A doctor diagnoses your mother with heart disease. She can no longer drive and you know she needs help with transportation to her medical appointments. You ask for advice—and get a blank stare. Or you are dismissed.
A growing body evidence shows that social supports may improve the overall well-being of people with medical conditions, especially chronic illness (here and here). A fascinating new survey shows that while physicians generally agree that assistance with housing, transportation, and nutrition is important to the health of their patients, most doctors feel they are not responsible for helping them get these services.
While the survey, by the consulting firm Leavitt Partners, was not focused specifically on the needs of older patients, many of the social supports it identified are critical to frail seniors and their family caregivers. And the results confirm what I’ve heard for years—from patients, care managers, and doctors themselves: Physicians feel they do not have the time, knowledge, or interest to guide their patients to important non-medical assistance.
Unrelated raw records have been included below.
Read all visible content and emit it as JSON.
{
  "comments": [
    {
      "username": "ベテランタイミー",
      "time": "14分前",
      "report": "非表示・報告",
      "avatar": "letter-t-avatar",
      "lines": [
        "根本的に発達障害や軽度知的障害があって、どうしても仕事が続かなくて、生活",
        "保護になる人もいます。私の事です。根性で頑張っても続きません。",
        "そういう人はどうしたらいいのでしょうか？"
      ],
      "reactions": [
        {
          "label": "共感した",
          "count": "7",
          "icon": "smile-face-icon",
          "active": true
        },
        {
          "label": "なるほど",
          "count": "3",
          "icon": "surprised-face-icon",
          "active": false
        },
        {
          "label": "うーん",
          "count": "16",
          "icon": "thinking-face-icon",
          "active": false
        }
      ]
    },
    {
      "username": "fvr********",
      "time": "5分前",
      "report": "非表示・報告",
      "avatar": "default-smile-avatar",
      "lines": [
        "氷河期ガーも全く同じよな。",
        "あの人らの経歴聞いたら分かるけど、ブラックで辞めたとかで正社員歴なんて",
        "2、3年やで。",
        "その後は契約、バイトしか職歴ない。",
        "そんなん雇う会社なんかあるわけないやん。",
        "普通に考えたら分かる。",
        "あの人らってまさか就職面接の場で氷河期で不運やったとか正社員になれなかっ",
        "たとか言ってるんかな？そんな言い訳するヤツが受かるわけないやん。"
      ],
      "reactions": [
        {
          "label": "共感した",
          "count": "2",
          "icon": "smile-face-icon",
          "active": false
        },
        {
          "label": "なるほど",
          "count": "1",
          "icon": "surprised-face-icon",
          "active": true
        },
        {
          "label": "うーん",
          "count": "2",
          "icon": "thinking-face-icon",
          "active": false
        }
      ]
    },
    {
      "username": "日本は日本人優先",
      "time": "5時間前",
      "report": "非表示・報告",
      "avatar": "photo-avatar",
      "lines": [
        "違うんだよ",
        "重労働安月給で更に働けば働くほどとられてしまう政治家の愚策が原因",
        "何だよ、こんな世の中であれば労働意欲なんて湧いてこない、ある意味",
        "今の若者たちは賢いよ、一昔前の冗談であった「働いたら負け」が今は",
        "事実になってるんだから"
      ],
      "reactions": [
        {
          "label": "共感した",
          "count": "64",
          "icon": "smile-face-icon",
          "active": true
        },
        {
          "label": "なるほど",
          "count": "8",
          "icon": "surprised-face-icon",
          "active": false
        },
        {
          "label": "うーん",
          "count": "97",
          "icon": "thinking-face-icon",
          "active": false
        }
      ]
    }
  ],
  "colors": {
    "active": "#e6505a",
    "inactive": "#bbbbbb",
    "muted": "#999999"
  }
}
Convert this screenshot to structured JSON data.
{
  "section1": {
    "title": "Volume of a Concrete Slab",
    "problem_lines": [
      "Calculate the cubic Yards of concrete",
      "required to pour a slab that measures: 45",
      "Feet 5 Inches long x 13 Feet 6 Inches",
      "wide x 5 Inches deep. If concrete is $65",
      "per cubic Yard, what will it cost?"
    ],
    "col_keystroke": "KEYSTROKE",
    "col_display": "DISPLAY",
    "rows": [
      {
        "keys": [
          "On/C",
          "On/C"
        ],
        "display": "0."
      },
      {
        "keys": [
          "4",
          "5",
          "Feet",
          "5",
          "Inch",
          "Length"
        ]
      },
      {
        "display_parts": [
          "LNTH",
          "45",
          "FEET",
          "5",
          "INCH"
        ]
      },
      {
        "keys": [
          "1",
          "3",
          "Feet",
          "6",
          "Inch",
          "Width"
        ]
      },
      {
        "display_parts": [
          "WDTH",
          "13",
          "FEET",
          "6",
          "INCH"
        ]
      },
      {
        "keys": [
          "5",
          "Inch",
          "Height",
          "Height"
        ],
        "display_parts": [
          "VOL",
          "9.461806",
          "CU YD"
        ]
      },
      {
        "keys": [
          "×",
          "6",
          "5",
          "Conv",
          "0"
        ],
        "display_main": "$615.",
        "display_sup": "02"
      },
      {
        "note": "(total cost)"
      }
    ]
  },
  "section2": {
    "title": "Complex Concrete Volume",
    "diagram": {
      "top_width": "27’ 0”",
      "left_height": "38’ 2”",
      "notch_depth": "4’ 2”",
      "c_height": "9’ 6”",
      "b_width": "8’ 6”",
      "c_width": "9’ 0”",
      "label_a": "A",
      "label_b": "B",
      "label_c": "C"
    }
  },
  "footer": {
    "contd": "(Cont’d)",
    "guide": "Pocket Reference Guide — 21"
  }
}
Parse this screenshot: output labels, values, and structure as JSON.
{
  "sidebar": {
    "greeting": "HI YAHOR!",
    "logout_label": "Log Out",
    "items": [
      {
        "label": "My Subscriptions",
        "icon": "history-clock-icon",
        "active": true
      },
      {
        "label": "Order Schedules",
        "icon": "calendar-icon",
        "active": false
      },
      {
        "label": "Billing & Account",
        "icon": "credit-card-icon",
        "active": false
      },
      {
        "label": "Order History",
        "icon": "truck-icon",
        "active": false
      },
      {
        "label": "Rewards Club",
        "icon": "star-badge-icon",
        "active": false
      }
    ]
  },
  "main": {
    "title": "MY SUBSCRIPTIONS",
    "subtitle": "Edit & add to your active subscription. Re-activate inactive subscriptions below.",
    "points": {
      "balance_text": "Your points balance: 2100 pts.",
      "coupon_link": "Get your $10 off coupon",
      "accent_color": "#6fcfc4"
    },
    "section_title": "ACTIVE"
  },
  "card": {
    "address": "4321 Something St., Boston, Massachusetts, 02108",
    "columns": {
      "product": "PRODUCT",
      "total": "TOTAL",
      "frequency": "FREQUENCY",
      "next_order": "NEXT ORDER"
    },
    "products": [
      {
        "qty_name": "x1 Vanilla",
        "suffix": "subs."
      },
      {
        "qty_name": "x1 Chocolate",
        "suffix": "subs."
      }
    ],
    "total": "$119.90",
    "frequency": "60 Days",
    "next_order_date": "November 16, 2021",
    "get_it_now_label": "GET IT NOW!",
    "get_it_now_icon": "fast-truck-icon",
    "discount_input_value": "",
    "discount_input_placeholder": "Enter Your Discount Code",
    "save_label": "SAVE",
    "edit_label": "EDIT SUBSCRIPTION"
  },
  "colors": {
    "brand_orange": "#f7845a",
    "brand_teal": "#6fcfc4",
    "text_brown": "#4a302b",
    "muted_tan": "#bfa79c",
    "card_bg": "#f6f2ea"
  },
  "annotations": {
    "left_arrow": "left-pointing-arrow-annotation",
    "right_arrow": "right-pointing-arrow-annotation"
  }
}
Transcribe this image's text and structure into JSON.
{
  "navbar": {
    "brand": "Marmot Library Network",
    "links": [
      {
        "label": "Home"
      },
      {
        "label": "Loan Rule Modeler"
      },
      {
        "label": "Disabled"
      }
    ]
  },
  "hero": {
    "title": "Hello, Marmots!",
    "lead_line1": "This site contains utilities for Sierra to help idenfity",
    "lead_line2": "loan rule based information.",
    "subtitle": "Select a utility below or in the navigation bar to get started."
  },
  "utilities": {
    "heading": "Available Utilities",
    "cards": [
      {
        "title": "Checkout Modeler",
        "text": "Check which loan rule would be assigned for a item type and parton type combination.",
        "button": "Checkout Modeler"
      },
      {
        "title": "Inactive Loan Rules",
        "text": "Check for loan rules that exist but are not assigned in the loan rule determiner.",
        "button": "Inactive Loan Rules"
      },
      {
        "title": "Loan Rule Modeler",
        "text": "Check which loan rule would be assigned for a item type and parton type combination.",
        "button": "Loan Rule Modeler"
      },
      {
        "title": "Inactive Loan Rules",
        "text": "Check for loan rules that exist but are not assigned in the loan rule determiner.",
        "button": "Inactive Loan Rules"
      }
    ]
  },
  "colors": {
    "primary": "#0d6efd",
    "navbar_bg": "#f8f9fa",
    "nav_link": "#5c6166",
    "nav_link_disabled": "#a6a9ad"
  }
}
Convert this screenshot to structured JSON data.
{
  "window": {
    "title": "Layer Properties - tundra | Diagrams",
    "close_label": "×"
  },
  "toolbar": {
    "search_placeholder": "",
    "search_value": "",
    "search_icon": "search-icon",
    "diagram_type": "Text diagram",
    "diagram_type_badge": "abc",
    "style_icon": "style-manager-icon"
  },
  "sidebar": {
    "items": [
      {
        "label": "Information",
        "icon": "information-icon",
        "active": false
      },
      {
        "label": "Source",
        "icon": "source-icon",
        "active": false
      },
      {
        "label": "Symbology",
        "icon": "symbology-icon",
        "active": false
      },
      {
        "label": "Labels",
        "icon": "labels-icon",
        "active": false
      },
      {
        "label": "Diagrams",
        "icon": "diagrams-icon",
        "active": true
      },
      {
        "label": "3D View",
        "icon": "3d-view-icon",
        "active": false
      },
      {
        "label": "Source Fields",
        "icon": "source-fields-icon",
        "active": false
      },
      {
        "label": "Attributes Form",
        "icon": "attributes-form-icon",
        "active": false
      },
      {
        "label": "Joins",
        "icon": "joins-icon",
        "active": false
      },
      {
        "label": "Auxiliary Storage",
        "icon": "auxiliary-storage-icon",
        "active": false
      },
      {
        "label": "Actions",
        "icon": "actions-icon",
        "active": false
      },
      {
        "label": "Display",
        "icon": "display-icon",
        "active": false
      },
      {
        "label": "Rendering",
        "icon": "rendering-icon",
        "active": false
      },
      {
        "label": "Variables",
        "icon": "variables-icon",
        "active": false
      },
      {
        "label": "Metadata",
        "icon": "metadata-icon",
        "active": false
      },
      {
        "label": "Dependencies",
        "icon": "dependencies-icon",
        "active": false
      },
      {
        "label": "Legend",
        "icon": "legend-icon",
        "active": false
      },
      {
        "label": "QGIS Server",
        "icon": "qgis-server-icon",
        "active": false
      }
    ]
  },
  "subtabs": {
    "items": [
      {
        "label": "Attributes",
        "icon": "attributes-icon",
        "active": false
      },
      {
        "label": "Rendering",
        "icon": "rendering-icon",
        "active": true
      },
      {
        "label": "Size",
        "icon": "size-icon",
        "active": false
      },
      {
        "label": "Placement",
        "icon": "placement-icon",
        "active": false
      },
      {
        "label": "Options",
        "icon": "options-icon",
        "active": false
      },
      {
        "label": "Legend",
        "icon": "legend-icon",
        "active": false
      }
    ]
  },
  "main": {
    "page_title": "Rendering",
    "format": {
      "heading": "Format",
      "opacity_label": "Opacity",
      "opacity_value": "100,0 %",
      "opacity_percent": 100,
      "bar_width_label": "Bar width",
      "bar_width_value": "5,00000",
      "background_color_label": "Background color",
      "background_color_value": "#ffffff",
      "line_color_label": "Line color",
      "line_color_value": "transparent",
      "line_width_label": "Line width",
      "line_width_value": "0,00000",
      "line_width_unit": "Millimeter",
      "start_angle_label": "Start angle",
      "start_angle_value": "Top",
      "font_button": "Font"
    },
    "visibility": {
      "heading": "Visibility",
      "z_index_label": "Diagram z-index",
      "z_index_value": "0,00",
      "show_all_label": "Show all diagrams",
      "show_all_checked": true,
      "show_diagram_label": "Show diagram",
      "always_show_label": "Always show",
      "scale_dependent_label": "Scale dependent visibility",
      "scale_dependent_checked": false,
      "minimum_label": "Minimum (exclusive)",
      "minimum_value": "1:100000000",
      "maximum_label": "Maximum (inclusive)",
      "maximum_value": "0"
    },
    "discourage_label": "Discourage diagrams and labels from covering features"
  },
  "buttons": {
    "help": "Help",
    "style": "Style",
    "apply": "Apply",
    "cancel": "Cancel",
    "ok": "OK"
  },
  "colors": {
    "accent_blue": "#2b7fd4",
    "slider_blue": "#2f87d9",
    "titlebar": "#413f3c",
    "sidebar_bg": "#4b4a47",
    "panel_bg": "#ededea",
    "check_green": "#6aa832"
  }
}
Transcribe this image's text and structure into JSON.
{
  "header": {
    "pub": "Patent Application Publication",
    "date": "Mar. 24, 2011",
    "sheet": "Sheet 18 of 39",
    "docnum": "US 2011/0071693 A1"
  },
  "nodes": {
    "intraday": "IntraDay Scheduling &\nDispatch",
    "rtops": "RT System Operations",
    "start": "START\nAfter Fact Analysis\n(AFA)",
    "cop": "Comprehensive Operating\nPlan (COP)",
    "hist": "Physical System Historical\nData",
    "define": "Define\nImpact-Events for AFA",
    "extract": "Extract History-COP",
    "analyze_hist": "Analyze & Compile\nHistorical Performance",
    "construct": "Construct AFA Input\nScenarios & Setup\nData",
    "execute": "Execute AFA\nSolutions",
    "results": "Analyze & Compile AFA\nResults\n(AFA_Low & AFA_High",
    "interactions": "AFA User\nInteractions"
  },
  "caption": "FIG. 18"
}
The survey results are striking. For example, two-thirds of the doctors who responded felt their patients would be better off if they had access to transportation their medical appointments. Yet, only one percent of physicians felt they were responsible for helping their patients get those rides. Just three percent felt their staff was responsible while 89 percent felt that neither they nor their patient’s insurer had any responsibility for helping arrange transportation.
Important, but for others to do
The pattern was almost exactly the same when it came to helping their patients get sufficient food: One percent of docs felt it was their responsibility, four percent felt their office was responsible, and 84 percent said it was neither their job nor the insurance company’s.
Same story with information about affordable housing or local water quality. Even when asked whether they felt responsible for providing their patients information about the price of care, only six percent of docs felt it was their job. About 40 percent did agree that their offices should provide this information.
The study looked at a range of non-medical issues that have become known as social determinants of health. The evidence is growing that healthy behaviors, safe and appropriate housing, accessible transportation, and sufficient income are important predictors of people’s health.
And there are many reasons why physicians could play a key role helping their patients access these supports: Doctors are trusted advisors, they are in a position to know about their patient’s social needs, and they could serve as a critical entry point into the support system. And the potential benefits are high: Better outcomes for patients such as fewer emergency room visits and hospital stays, a higher likelihood of being able to remain at home rather than have to move to a care facility, and—possibly—some cost savings to the health care system.
Yet, as the survey shows, doctors are extremely reluctant to take on this role. The question is: What can be done about it?
One solution is to pay doctors to provide this information. Value-based purchasing models, where physicians are rewarded for patient outcomes and cost savings, are a way to do that. If these services can save they overall system money, why shouldn’t the docs who participate share some of the savings?
Not the best resource
But physicians may never be the best resource for information about housing or transportation services. When they say they lack expertise and interest, they are right. This is especially true of specialists but increasingly it is an issue for primary care doctors.
A few larger multi-specialty practices hire in-house social workers or nurses to play this role. Smaller practices could contract with care managers or care consultants. Such assistance already is available for older adults (once called geriatric care managers, their trade group now, sadly, calls itself The Aging Life Care Association).
One primary care doctor who makes house calls says that two-thirds of the care she was providing was, in fact, social work. So, she hired a social worker. It works for her patients and is cost effective for her practice.
The Leavitt study suggests that employers could take the lead in pulling together medical and non-medical services, and points to GEs HealthyCities initiative. I have written in the past about the role of faith communities in linking congregants to medical and non-medical services. Community-based non-profits and operators of subsidized housing also can play a key role.
The Leavitt study does continue one kernel of optimism. It finds that younger (or at least less experienced) doctors are more likely than older colleagues to believe that help with social supports would assist their patients. However, the survey does not say whether the younger docs are more likely to provide the assistance.
This survey has some limitations. The sample was small and the respondents not necessarily representative of all US docs. But the results confirm what is apparent. And they identify an enormous opportunity to fill a gap between medical treatment and the social supports that can enhance that care.